"It's a point, I suppose," said Peter Edwards, general manager of Essex for whom the Queenslander Stuart Law began with 93 in the cold of early May, has never stopped amassing runs since and now has more than 1100 by way of a deposit to selectors considering who may be a worthwhile investment in this country. "But equally, it's giving English bowlers a good look at him so that we should be able to learn how to get him out," he added, perhaps not entirely convincingly.
Essex have employed Australians before, not least Allan Border. He executed perhaps the most successful recce in Test history in 1988, scoring 1361 Championship runs for the county to fulfil his part of the bargain while also accumulating vast knowledge of England and their players. Border returned as Australia's captain the next year, regained the Ashes with a 4-0 series win and England haven't seen the desirable little urn since.
Les Stillman, the Australian coach of Derbyshire who came over here as part of a package with fellow Victorian Dean Jones as county captain, had a different interpretation from Edwards. "It's crazy that they're allowed to do it," he said. "They're all getting used to the way English pitches play and probably adapting their game accordingly. It's a great way to learn and I know counties have a responsibility to their members but I can tell you it wouldn't happen in Australia."
Law and Jones apart, the rest of the Australian quintet competing for a place in the NatWest semi-finals comprises Michael Bevan of Yorkshire, Shane Lee of Somerset and Brendon Julian of Surrey. (Tom Moody of Worcestershire, eliminated in the last round, is the odd Aussie out). Bevan, with 1200 first-class runs, has made them in such an easy, dominant fashion as to make Law look like a man struggling for form. Lee is second in the national batting averages. Only the left-arm swing bowler Julian has failed thus far to make a significant statistical impression.
According to Stillman, both Bevan and Law will certainly tour here next year having been selected for the imminent Australian mini-tour of Sri Lanka.
"They were in the frame, what they've done here this summer has just put them to the top of it," he said. "Lee has done very well at the right time. He hasn't taken many wickets but he's the sort of player who'll do one thing or the other well, not both at the same time. This could easily prove to have been a crucial trip. Julian hasn't been great shakes but this season was probably a bonus for him. He'd fallen out of the selectors' minds and even if he didn't think coming over here for a summer was a way of getting back he can hardly have expected the chance."
The only all-Australian confrontation in Tuesday's matches pits Julian against Lee, with Surrey and Somerset playing each other at The Oval. Stillman, Jones and Derbyshire go to Old Trafford where Lancashire's South African all-rounder Steve Elworthy is not guaranteed a place. The cultured left-hander Bevan takes his awesome form to Sussex, Law will return to Southampton where he has already taken a first-class century off Hampshire this season.

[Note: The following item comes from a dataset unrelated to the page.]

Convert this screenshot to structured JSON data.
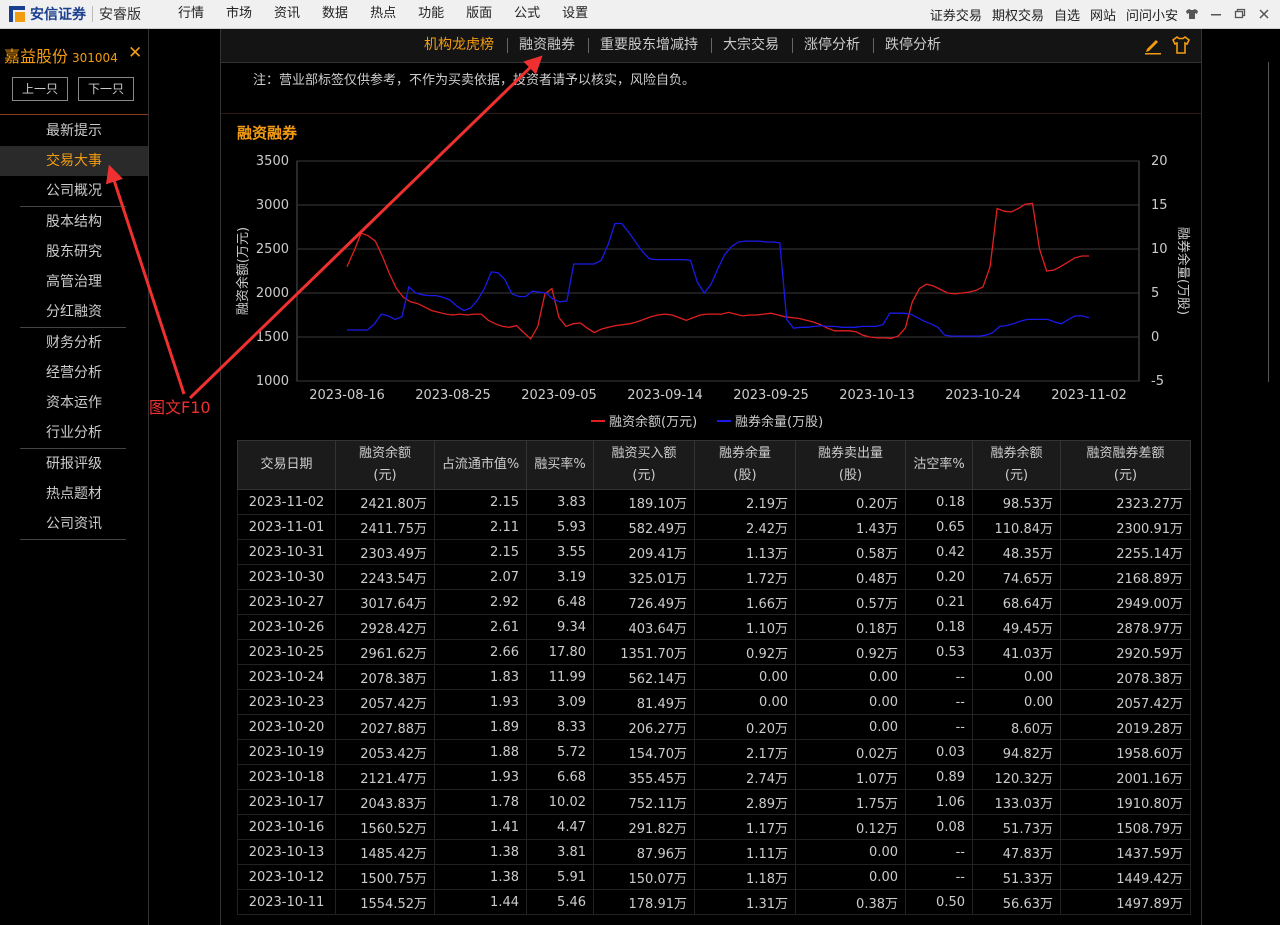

Julian's English team-mates will probably prove potent enough to see off Lee. Elsewhere, expect the sides with Aussies to edge home, though it may be worthwhile offering a little prayer that it is not merely one more dress rehearsal for next summer.Reuse content